Most of you have heard the expression “Don’t put all your eggs in one basket.”  You want to hold a diversified portfolio.  But this does not mean you have to hold a lot of different investments.  Use mutual funds.  Mutual funds pool your money along with other investors and buy diversified portfolios for you.

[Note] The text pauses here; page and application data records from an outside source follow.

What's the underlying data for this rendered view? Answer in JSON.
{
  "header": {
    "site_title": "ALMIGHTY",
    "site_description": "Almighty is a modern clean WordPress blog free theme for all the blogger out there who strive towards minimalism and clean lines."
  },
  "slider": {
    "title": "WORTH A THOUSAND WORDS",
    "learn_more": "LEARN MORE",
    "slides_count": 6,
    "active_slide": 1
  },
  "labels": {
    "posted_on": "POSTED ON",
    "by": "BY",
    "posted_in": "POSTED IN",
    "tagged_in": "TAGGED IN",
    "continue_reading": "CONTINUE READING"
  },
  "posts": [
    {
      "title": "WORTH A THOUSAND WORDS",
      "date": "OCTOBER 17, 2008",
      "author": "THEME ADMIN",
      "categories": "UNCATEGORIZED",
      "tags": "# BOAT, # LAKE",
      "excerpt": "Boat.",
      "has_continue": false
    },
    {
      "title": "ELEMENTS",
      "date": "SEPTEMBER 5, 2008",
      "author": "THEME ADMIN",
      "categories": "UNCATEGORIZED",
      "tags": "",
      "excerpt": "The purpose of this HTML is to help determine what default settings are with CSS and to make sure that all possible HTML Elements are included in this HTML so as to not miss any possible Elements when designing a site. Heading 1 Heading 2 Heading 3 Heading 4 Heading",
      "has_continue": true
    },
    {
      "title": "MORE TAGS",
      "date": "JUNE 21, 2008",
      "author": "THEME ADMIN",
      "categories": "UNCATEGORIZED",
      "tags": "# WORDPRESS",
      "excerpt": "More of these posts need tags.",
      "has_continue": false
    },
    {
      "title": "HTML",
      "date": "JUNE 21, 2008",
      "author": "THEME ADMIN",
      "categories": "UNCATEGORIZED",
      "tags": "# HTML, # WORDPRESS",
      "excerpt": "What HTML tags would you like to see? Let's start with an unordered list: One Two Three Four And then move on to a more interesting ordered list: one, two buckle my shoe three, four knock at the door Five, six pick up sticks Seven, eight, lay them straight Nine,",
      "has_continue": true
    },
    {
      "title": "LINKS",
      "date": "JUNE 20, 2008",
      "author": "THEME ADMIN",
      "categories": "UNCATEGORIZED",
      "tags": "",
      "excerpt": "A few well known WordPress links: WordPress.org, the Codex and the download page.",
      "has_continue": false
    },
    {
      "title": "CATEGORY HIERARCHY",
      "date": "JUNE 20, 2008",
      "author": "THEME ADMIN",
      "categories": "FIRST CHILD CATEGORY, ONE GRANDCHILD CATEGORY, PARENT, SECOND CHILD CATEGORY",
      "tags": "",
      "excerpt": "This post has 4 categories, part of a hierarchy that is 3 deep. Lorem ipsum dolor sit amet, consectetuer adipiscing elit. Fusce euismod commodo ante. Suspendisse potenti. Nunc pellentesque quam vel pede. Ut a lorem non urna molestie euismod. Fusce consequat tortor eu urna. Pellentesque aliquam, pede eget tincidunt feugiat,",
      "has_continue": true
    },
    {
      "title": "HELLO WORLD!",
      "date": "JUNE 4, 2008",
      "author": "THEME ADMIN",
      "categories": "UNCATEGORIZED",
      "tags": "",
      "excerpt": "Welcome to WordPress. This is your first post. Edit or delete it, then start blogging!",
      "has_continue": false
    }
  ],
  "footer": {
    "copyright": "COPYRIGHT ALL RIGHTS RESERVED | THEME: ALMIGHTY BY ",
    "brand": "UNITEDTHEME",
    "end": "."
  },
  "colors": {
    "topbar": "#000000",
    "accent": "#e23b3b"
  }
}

For example, an S&P 500 mutual fund would buy the stocks that make up the S&P 500.  By owning the mutual fund, you indirectly own all the S&P 500 companies without the hefty trading commissions.

You really only need two types of investments in your retirement portfolio: stocks and bonds.  Bonds are the debts of corporations or governments.  Bondholders are considered creditors.  They get paid interest (usually semi-annually) and expect to get their initial investment (called the principal) back when the bonds mature.  Failure to pay interest and return the principal can throw the company or government into default. 

Stocks are shares of ownership in the assets and earnings of a corporation.  Owners of any business are paid last, after everyone else – Uncle Sam, employees, suppliers, and creditors.  For this reason, stocks are considered riskier than bonds.  Stockholders may get dividends (usually paid quarterly but not required), and hopefully will see their stock rise in value for a capital gain.  A mutual fund that holds stocks that pay relatively large dividends may be referred to as an income fund, while one that holds stocks that are expected to provide strong capital gains is called a growth fund. 

According to TIAA-CREF, over the period 1926 to 2010, stocks averaged 9.87% annually, while long-term corporate bonds averaged 5.93%.  Inflation averaged about 3% a year.  So if your retirement portfolio has to grow enough over a long period of time to cover inflation and rising health care costs, you need to make sure you have enough invested in stocks.

Understand Your Risk Tolerance

Before you do any investing, you need to understand your tolerance for risk.  How would you feel if your portfolio dropped 5% in one day?  On a $100,000 portfolio, that’s a loss of $5,000.  The stock market can be a roller coaster ride.  If you are not prepared to hang on for the long-run, you need to pick a more conservative asset allocation. 

Asset Allocation

So how much money do you allocate to stocks and how much to bonds?  If you have a low tolerance for risk, use this conservative formula:  Put (100-age)% in stocks and the rest in bonds.  If you feel you can handle a bit more risk, put (110-age)% in stocks and the rest in bonds.  As you age, you will need to shift money away from stocks into bonds.  But you always need to have some money allocated to stocks to make sure your portfolio keeps growing.  You may want to further increase your stock allocation if

  • you started saving late – to make up ground. 
  • you have a pension at work – since part of your retirement income should be guaranteed, you can afford to take on more risk.

Many people never revisit their portfolios after making their initial allocations.  For these investors, target date funds (also called life cycle funds) are ideal.  These funds will automatically adjust your allocations as you age.  Pick a target date close to your expected retirement date.  For example, a 45-year old may pick a target date 2030 or 2035 fund (usually in 5-year increments). 

  • The riskiness of these funds can vary greatly across investment firms.  Read the prospectus!  Stay away from funds that allocate more then 50% of your money to stocks at your retirement date.
  • Keep in mind their chosen stock allocation will likely be greater than (110-age)%.  
  • Remember, the closer the date, the lower the stock allocation.  So choose an earlier date if you want to lower your risk.

Your retirement portfolio represents a long-term investment.  Even if you are already retired, you may live another 25 to 30 years.  A common reason why people run out of money in retirement is because they failed to take enough risk.

Visit my Retirement Planning page for more information.